The old towering mahogany trees perfectly lining on both sides of tranquil unpaved footpath was the perfect welcoming scene as we enter the verdant world of Impasung-ong’s Center for Ecological Development And Recreation popularly known as CEDAR. This is the second leg of my Bukidnon Travel Series.

Fresh from the beat and heat of Kaamulan Festival in Malaybalay, together with another travel buddy Dr. Ophelia Casel, our Bukidnon-based friend Christopher Diaz brought us to nearby town of Impasug-ong to experience yet another Bukidnon’s point of interest they called CEDAR, an eco-tourism site packed with astonishing natural wonders and surprising manmade sights.

The Charming Entrance of CEDAR

CEDAR or Center for Ecological Development And Recreation is managed and developed by the Local Government of Impasug-ong, one of the 20 municipalities of the Province of Bukidnon in partnership with the Department of Environment and Natural Resources (DENR). The eco-park covers a total land area of approximately 1,703 hectares featuring manmade and natural forests, cold springs, grasslands, rolling hills and natural waterfalls.

The Camping Cabin of CEDAR

About 20 minutes ride from Malaybalay City, the capital town of Bukidnon, CEDAR can be reached conveniently from the highway of Barangay Impalutao, still in Impasug-ong. At the opening of the eco-park, the soaring trees that beautifully erected on both side of serene trail signaled the feeling of being one with the forest. That alone was a picture perfect view for us. Nostalgic, if only we had bicycles at that time, we could go cycling the whole day at that scene.

The Bamboo Bridge

Our points of destination at CEDAR were the three waterfalls that can be found there – Natigbasan Falls, Gantungan Falls and Dila Falls. These three waterfalls are surrounded by lush green vegetation. Big old trees and thick shrubberies abound the place making us feel being one with nature. Natigbasan Falls and Gantungan Falls are relatively close to each other while Dila Falls is pretty much secluded.

Natigbasan Falls

From the starting point in CEDAR, getting to Dila Falls would take about 30 to 45 minutes trek passing both Natigbasan and Gantungan Falls.
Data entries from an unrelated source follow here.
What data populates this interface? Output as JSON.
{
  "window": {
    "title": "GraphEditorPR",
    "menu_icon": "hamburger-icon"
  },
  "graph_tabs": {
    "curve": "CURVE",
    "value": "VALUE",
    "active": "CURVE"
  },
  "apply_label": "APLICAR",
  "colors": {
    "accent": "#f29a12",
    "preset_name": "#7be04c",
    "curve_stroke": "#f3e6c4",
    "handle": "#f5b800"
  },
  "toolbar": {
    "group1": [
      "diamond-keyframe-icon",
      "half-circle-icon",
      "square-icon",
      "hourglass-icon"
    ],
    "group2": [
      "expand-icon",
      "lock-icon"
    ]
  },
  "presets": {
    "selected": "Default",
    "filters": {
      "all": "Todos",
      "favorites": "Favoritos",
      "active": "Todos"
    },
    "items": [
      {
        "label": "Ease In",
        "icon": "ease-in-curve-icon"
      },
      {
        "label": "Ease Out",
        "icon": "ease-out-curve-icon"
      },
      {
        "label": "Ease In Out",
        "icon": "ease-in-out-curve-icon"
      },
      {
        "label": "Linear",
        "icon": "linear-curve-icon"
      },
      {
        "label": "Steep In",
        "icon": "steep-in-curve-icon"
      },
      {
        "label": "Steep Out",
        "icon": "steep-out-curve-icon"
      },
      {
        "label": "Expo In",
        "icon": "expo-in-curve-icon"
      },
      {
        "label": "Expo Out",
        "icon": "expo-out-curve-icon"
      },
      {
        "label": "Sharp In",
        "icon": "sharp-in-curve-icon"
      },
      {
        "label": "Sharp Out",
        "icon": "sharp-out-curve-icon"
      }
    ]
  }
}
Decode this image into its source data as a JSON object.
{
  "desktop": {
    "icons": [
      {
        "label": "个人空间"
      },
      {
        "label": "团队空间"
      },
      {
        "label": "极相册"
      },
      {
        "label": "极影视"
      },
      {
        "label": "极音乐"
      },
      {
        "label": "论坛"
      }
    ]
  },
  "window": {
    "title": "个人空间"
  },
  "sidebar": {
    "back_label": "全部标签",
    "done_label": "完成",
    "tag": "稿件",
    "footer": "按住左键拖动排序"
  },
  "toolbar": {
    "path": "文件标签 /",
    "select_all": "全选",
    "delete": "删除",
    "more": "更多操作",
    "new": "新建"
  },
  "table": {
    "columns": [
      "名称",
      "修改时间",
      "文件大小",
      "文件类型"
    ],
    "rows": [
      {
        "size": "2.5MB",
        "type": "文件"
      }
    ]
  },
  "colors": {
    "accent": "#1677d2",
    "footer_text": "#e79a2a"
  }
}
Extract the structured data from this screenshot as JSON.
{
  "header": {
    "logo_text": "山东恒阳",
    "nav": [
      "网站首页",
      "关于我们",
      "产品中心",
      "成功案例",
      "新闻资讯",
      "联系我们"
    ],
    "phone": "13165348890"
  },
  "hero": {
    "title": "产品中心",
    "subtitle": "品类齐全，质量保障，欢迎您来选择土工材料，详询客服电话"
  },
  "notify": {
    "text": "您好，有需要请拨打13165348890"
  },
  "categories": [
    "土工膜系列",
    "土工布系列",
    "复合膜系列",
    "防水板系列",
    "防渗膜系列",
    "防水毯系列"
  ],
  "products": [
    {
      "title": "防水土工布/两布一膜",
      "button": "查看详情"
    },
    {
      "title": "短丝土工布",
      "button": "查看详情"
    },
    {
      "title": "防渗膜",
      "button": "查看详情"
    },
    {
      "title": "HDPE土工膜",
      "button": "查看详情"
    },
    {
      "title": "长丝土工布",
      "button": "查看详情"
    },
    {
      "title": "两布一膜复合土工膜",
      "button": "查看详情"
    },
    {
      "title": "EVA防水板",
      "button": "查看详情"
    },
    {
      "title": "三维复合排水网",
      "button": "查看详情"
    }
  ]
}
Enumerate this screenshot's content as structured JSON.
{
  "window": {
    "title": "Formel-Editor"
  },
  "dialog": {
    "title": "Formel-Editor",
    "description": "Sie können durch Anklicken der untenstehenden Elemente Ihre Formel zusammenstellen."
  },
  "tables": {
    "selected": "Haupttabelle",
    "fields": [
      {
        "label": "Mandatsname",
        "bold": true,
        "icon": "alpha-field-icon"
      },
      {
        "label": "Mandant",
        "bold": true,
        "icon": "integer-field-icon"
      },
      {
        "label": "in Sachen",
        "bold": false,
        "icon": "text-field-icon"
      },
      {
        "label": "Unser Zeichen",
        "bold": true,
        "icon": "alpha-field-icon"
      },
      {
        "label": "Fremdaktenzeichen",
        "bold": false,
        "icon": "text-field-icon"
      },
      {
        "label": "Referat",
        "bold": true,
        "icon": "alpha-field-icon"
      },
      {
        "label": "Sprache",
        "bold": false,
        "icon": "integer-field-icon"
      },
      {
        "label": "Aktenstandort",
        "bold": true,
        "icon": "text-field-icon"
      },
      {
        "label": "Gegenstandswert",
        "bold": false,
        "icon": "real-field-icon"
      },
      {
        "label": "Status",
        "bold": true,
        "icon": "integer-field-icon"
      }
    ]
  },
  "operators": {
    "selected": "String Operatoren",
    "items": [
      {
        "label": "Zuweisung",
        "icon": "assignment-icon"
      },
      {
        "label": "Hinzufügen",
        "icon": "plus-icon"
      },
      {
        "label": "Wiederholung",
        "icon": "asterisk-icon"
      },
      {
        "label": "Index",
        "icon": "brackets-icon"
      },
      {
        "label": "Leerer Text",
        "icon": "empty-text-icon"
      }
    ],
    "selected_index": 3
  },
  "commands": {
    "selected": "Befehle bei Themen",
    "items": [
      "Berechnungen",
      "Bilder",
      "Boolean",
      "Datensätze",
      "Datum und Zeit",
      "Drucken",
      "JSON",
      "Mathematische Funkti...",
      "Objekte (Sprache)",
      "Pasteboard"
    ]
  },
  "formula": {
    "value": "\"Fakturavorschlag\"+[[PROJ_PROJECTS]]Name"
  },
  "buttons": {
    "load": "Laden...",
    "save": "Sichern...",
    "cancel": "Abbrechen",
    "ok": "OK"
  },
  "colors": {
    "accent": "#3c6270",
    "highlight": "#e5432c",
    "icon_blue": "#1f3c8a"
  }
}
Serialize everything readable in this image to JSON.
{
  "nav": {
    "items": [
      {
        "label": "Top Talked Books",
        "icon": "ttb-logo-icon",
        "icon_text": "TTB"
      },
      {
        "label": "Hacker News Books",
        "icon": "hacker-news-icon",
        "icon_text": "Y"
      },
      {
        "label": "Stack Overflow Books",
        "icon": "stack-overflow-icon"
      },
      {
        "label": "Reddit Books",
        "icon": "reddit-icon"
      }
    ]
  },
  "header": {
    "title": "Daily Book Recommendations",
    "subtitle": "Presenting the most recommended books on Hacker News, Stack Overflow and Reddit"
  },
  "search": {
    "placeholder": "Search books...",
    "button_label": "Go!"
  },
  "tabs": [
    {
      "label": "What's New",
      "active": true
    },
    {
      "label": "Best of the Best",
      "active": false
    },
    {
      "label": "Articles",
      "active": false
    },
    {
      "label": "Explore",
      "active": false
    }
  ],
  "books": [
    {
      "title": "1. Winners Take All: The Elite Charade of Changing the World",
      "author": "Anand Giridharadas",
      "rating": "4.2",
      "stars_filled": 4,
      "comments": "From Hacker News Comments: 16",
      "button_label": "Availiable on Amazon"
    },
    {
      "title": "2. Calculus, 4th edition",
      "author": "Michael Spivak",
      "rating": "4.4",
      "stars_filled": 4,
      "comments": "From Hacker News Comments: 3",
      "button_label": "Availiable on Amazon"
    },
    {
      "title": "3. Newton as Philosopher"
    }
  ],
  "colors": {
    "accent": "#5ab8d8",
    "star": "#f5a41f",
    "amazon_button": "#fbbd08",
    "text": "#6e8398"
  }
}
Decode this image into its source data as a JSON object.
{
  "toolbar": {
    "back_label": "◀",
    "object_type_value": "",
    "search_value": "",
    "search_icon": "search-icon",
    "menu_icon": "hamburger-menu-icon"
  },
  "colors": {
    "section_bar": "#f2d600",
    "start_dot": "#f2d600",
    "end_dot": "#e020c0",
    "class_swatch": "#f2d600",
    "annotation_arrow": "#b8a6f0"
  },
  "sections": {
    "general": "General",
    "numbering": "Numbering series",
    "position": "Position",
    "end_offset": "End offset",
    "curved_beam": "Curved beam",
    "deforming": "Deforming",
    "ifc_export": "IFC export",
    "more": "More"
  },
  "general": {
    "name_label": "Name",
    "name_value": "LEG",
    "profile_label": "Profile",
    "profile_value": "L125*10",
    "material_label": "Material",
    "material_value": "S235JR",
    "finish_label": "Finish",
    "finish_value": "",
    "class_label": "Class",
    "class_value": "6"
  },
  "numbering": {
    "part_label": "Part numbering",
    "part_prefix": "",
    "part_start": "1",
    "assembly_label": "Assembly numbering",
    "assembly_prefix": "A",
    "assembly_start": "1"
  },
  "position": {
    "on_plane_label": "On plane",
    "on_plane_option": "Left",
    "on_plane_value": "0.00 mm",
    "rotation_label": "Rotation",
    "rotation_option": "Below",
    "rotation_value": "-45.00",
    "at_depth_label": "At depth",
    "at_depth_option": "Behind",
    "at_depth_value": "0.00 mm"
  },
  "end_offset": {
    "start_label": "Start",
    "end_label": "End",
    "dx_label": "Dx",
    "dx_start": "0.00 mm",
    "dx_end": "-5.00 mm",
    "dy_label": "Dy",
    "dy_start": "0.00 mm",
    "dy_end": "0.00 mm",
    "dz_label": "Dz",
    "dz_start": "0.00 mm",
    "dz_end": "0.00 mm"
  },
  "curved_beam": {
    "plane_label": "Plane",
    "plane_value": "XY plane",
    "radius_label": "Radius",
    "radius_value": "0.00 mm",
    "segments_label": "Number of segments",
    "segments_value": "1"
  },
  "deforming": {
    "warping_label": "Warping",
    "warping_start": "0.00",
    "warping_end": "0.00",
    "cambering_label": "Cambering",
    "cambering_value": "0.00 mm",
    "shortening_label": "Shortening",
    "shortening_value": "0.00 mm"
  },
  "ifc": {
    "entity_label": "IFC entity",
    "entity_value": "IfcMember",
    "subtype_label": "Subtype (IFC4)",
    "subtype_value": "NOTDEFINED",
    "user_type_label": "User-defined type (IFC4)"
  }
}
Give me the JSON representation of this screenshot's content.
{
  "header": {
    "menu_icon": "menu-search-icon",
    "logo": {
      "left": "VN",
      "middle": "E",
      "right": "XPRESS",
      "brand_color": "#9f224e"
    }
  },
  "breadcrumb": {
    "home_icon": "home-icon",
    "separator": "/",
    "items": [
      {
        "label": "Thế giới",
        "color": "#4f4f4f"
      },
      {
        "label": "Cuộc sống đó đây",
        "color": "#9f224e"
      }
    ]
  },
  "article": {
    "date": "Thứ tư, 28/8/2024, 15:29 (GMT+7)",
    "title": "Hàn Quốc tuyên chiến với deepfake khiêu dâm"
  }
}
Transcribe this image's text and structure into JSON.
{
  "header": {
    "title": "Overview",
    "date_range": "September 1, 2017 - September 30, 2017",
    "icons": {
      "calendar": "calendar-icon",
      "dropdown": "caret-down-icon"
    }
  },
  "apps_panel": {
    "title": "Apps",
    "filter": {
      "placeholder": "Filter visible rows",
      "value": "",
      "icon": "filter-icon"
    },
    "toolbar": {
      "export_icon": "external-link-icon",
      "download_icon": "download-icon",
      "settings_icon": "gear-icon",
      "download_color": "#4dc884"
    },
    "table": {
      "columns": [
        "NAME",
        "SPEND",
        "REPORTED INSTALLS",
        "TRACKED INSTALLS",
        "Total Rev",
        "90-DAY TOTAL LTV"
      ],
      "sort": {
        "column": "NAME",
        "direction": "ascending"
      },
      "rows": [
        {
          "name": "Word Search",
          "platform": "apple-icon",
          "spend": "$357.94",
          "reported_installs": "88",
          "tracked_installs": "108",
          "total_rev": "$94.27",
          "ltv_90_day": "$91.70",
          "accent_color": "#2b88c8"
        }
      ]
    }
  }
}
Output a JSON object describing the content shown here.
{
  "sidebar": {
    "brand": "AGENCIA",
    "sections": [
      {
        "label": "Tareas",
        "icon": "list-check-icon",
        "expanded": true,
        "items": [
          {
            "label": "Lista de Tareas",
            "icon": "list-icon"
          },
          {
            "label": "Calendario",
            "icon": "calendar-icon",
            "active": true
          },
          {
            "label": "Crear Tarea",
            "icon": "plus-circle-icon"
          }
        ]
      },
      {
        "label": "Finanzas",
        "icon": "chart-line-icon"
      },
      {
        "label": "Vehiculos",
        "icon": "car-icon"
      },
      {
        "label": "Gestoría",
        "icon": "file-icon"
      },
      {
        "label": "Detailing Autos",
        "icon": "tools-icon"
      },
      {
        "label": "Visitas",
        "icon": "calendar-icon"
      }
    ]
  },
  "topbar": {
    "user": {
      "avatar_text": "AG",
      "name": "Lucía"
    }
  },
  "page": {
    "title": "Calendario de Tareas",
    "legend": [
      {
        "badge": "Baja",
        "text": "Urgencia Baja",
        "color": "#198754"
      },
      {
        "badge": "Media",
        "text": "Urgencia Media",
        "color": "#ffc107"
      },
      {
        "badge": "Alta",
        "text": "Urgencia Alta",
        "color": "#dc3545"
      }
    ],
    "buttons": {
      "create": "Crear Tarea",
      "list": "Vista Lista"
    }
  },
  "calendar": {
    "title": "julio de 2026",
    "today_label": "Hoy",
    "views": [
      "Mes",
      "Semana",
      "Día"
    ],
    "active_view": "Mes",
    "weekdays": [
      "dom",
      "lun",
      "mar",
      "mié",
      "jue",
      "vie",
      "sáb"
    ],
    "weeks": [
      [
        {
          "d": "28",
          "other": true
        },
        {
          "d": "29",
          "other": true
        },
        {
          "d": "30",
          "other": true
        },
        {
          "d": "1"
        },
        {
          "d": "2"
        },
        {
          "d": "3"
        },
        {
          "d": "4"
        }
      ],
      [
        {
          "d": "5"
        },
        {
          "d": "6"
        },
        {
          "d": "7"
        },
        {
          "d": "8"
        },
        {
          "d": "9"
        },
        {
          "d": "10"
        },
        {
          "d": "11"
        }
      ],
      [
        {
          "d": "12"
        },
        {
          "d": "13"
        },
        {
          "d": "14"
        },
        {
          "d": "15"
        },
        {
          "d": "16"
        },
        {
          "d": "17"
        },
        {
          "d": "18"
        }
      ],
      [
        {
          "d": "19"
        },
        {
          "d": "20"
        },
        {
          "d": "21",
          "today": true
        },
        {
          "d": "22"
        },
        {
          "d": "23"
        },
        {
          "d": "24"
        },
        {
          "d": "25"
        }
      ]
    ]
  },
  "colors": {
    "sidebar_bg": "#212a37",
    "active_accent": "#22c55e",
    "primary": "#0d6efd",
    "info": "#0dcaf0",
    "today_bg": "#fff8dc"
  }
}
Trekking down and up there is not that hard. Although some trails are slippery, to see these three falls is very much accessible, best suited for trekking neophytes. There is also a bamboo bridge over a gushing cold spring on our way to the falls.

Dila Falls

The stunning view of both Natigbasan and Gantungan Falls can be seen from our trails. Sadly, getting to its very base is unfeasible. According to Christopher, it is difficult to go nearer. It requires a lot of cliff trekking and river trekking to actually get there. Thus, we contented ourselves by seeing its beauty from afar. Dila Falls on the other hand is easily reached. There is an established trail that guided us right to the base. Upon reaching, the full sight of Dila Falls immediately greeted us. Abundant waters, gushing sounds, thick foliage – everything complemented each other. It is not as majestic and exotic as other waterfalls I have been in the country but it has its own beauty that captured me. As I always say, truly, nature has its own way of captivating the hearts of the many. Without any doubt, these three waterfalls are the highlights of CEDAR adventure.

This Blogger at Dila Falls with Doc Ophelia Casel and Christopher Diaz

Experiencing CEDAR and its attributes is one of the best things I had during my short stay at Bukidnon. Whether you are up for trekking, waterfalls chasing, or simply enjoying a beautiful countryside scene, CEDAR is just an ideal place. Most all, for me, a great place to commune with Mother Earth!

The Man-made Cold Spring Swimming Pool


1. Experiencing Bukidnon’s Kaamulan Festival
2. Impasug-ong’s Center for Ecological Development And Recreation
Malaybalay’s Monastery of the Transfiguration
4. Climbing Musuan Volcano